What you will do
Each entry that follows should be written again verbatim.

(Stored data)
*****

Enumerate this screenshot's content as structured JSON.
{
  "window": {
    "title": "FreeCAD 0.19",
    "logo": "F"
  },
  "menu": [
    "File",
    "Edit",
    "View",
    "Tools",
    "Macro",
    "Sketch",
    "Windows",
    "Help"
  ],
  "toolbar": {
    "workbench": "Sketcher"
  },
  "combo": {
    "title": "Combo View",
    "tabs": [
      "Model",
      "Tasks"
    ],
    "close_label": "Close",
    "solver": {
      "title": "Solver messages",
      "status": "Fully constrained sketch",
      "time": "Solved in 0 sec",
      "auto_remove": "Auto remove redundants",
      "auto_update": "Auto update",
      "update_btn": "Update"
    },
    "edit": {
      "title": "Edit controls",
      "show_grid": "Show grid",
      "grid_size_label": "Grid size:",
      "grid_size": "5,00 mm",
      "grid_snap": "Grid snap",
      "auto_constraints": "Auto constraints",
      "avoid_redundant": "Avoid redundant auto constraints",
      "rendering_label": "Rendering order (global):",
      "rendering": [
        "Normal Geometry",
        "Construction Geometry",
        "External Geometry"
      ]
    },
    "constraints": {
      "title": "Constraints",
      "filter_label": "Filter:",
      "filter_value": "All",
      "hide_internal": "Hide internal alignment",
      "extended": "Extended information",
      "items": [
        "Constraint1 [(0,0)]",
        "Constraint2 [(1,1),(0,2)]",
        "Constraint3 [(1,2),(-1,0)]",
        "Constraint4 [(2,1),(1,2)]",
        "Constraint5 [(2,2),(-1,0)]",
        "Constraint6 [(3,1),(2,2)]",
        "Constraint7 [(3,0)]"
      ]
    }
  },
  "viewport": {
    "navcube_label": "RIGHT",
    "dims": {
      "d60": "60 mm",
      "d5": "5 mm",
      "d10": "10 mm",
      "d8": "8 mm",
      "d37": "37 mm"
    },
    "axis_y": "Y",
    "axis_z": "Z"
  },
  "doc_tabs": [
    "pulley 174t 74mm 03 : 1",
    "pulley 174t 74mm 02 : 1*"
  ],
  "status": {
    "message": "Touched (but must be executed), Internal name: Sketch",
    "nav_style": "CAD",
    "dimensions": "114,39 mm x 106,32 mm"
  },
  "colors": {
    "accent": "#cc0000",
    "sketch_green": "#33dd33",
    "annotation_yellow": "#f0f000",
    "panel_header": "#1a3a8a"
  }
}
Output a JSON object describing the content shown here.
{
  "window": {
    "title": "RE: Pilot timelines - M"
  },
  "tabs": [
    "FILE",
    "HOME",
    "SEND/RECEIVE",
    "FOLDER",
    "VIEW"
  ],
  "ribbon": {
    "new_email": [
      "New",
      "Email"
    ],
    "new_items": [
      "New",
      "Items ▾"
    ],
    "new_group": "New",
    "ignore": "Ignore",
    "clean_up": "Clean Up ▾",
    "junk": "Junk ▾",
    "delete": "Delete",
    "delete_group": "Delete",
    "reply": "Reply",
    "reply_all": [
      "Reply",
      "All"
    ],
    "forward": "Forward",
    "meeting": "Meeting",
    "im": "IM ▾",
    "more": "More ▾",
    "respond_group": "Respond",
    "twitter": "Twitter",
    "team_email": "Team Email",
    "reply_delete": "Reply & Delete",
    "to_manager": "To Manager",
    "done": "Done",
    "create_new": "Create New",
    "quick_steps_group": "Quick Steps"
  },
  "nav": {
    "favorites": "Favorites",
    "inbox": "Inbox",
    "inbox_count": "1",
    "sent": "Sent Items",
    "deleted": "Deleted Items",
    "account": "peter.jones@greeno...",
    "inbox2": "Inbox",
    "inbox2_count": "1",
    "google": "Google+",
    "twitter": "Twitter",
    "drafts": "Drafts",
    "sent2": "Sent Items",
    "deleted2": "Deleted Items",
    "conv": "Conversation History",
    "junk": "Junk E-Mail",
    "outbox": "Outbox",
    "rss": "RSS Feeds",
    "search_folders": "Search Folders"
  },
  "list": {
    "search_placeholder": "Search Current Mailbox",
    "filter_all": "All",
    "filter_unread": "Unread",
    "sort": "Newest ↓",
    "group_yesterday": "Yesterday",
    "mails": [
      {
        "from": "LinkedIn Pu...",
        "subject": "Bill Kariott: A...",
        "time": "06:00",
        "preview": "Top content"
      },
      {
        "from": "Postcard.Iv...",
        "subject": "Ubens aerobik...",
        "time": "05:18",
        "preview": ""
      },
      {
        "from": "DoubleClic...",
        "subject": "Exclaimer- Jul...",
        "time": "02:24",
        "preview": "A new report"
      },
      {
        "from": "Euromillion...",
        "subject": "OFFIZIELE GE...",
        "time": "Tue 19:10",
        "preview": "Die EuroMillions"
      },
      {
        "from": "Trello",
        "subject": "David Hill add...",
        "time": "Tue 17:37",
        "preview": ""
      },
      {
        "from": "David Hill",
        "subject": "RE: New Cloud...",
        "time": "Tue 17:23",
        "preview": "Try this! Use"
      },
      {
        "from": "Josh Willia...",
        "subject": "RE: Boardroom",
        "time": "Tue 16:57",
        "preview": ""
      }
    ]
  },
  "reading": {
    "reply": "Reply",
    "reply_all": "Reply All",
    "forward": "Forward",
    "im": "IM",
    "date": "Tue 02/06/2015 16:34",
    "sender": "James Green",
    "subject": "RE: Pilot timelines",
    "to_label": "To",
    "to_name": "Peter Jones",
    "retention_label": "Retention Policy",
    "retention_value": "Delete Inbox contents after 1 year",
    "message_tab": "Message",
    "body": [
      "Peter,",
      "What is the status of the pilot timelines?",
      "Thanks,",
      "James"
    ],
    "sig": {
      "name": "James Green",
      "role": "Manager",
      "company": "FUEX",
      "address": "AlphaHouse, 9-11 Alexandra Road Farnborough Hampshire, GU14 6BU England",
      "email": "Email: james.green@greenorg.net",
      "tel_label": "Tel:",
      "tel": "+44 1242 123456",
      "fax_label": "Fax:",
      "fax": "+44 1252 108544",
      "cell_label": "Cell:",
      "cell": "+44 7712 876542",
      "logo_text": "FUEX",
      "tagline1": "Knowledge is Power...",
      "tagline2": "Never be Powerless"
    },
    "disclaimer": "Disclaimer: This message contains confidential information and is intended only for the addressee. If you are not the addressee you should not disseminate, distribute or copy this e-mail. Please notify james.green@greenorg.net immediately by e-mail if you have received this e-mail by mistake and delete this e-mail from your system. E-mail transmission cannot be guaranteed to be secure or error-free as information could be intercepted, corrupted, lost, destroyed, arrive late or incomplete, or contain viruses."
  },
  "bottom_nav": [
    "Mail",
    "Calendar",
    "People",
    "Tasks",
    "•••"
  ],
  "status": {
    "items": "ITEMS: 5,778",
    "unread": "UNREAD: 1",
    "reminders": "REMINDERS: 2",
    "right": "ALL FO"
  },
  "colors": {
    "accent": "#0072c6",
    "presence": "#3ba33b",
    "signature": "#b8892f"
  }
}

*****

Your solution
Enumerate this screenshot's content as structured JSON.
{
  "window": {
    "title": "FreeCAD 0.19",
    "logo": "F"
  },
  "menu": [
    "File",
    "Edit",
    "View",
    "Tools",
    "Macro",
    "Sketch",
    "Windows",
    "Help"
  ],
  "toolbar": {
    "workbench": "Sketcher"
  },
  "combo": {
    "title": "Combo View",
    "tabs": [
      "Model",
      "Tasks"
    ],
    "close_label": "Close",
    "solver": {
      "title": "Solver messages",
      "status": "Fully constrained sketch",
      "time": "Solved in 0 sec",
      "auto_remove": "Auto remove redundants",
      "auto_update": "Auto update",
      "update_btn": "Update"
    },
    "edit": {
      "title": "Edit controls",
      "show_grid": "Show grid",
      "grid_size_label": "Grid size:",
      "grid_size": "5,00 mm",
      "grid_snap": "Grid snap",
      "auto_constraints": "Auto constraints",
      "avoid_redundant": "Avoid redundant auto constraints",
      "rendering_label": "Rendering order (global):",
      "rendering": [
        "Normal Geometry",
        "Construction Geometry",
        "External Geometry"
      ]
    },
    "constraints": {
      "title": "Constraints",
      "filter_label": "Filter:",
      "filter_value": "All",
      "hide_internal": "Hide internal alignment",
      "extended": "Extended information",
      "items": [
        "Constraint1 [(0,0)]",
        "Constraint2 [(1,1),(0,2)]",
        "Constraint3 [(1,2),(-1,0)]",
        "Constraint4 [(2,1),(1,2)]",
        "Constraint5 [(2,2),(-1,0)]",
        "Constraint6 [(3,1),(2,2)]",
        "Constraint7 [(3,0)]"
      ]
    }
  },
  "viewport": {
    "navcube_label": "RIGHT",
    "dims": {
      "d60": "60 mm",
      "d5": "5 mm",
      "d10": "10 mm",
      "d8": "8 mm",
      "d37": "37 mm"
    },
    "axis_y": "Y",
    "axis_z": "Z"
  },
  "doc_tabs": [
    "pulley 174t 74mm 03 : 1",
    "pulley 174t 74mm 02 : 1*"
  ],
  "status": {
    "message": "Touched (but must be executed), Internal name: Sketch",
    "nav_style": "CAD",
    "dimensions": "114,39 mm x 106,32 mm"
  },
  "colors": {
    "accent": "#cc0000",
    "sketch_green": "#33dd33",
    "annotation_yellow": "#f0f000",
    "panel_header": "#1a3a8a"
  }
}
Output a JSON object describing the content shown here.
{
  "window": {
    "title": "RE: Pilot timelines - M"
  },
  "tabs": [
    "FILE",
    "HOME",
    "SEND/RECEIVE",
    "FOLDER",
    "VIEW"
  ],
  "ribbon": {
    "new_email": [
      "New",
      "Email"
    ],
    "new_items": [
      "New",
      "Items ▾"
    ],
    "new_group": "New",
    "ignore": "Ignore",
    "clean_up": "Clean Up ▾",
    "junk": "Junk ▾",
    "delete": "Delete",
    "delete_group": "Delete",
    "reply": "Reply",
    "reply_all": [
      "Reply",
      "All"
    ],
    "forward": "Forward",
    "meeting": "Meeting",
    "im": "IM ▾",
    "more": "More ▾",
    "respond_group": "Respond",
    "twitter": "Twitter",
    "team_email": "Team Email",
    "reply_delete": "Reply & Delete",
    "to_manager": "To Manager",
    "done": "Done",
    "create_new": "Create New",
    "quick_steps_group": "Quick Steps"
  },
  "nav": {
    "favorites": "Favorites",
    "inbox": "Inbox",
    "inbox_count": "1",
    "sent": "Sent Items",
    "deleted": "Deleted Items",
    "account": "peter.jones@greeno...",
    "inbox2": "Inbox",
    "inbox2_count": "1",
    "google": "Google+",
    "twitter": "Twitter",
    "drafts": "Drafts",
    "sent2": "Sent Items",
    "deleted2": "Deleted Items",
    "conv": "Conversation History",
    "junk": "Junk E-Mail",
    "outbox": "Outbox",
    "rss": "RSS Feeds",
    "search_folders": "Search Folders"
  },
  "list": {
    "search_placeholder": "Search Current Mailbox",
    "filter_all": "All",
    "filter_unread": "Unread",
    "sort": "Newest ↓",
    "group_yesterday": "Yesterday",
    "mails": [
      {
        "from": "LinkedIn Pu...",
        "subject": "Bill Kariott: A...",
        "time": "06:00",
        "preview": "Top content"
      },
      {
        "from": "Postcard.Iv...",
        "subject": "Ubens aerobik...",
        "time": "05:18",
        "preview": ""
      },
      {
        "from": "DoubleClic...",
        "subject": "Exclaimer- Jul...",
        "time": "02:24",
        "preview": "A new report"
      },
      {
        "from": "Euromillion...",
        "subject": "OFFIZIELE GE...",
        "time": "Tue 19:10",
        "preview": "Die EuroMillions"
      },
      {
        "from": "Trello",
        "subject": "David Hill add...",
        "time": "Tue 17:37",
        "preview": ""
      },
      {
        "from": "David Hill",
        "subject": "RE: New Cloud...",
        "time": "Tue 17:23",
        "preview": "Try this! Use"
      },
      {
        "from": "Josh Willia...",
        "subject": "RE: Boardroom",
        "time": "Tue 16:57",
        "preview": ""
      }
    ]
  },
  "reading": {
    "reply": "Reply",
    "reply_all": "Reply All",
    "forward": "Forward",
    "im": "IM",
    "date": "Tue 02/06/2015 16:34",
    "sender": "James Green",
    "subject": "RE: Pilot timelines",
    "to_label": "To",
    "to_name": "Peter Jones",
    "retention_label": "Retention Policy",
    "retention_value": "Delete Inbox contents after 1 year",
    "message_tab": "Message",
    "body": [
      "Peter,",
      "What is the status of the pilot timelines?",
      "Thanks,",
      "James"
    ],
    "sig": {
      "name": "James Green",
      "role": "Manager",
      "company": "FUEX",
      "address": "AlphaHouse, 9-11 Alexandra Road Farnborough Hampshire, GU14 6BU England",
      "email": "Email: james.green@greenorg.net",
      "tel_label": "Tel:",
      "tel": "+44 1242 123456",
      "fax_label": "Fax:",
      "fax": "+44 1252 108544",
      "cell_label": "Cell:",
      "cell": "+44 7712 876542",
      "logo_text": "FUEX",
      "tagline1": "Knowledge is Power...",
      "tagline2": "Never be Powerless"
    },
    "disclaimer": "Disclaimer: This message contains confidential information and is intended only for the addressee. If you are not the addressee you should not disseminate, distribute or copy this e-mail. Please notify james.green@greenorg.net immediately by e-mail if you have received this e-mail by mistake and delete this e-mail from your system. E-mail transmission cannot be guaranteed to be secure or error-free as information could be intercepted, corrupted, lost, destroyed, arrive late or incomplete, or contain viruses."
  },
  "bottom_nav": [
    "Mail",
    "Calendar",
    "People",
    "Tasks",
    "•••"
  ],
  "status": {
    "items": "ITEMS: 5,778",
    "unread": "UNREAD: 1",
    "reminders": "REMINDERS: 2",
    "right": "ALL FO"
  },
  "colors": {
    "accent": "#0072c6",
    "presence": "#3ba33b",
    "signature": "#b8892f"
  }
}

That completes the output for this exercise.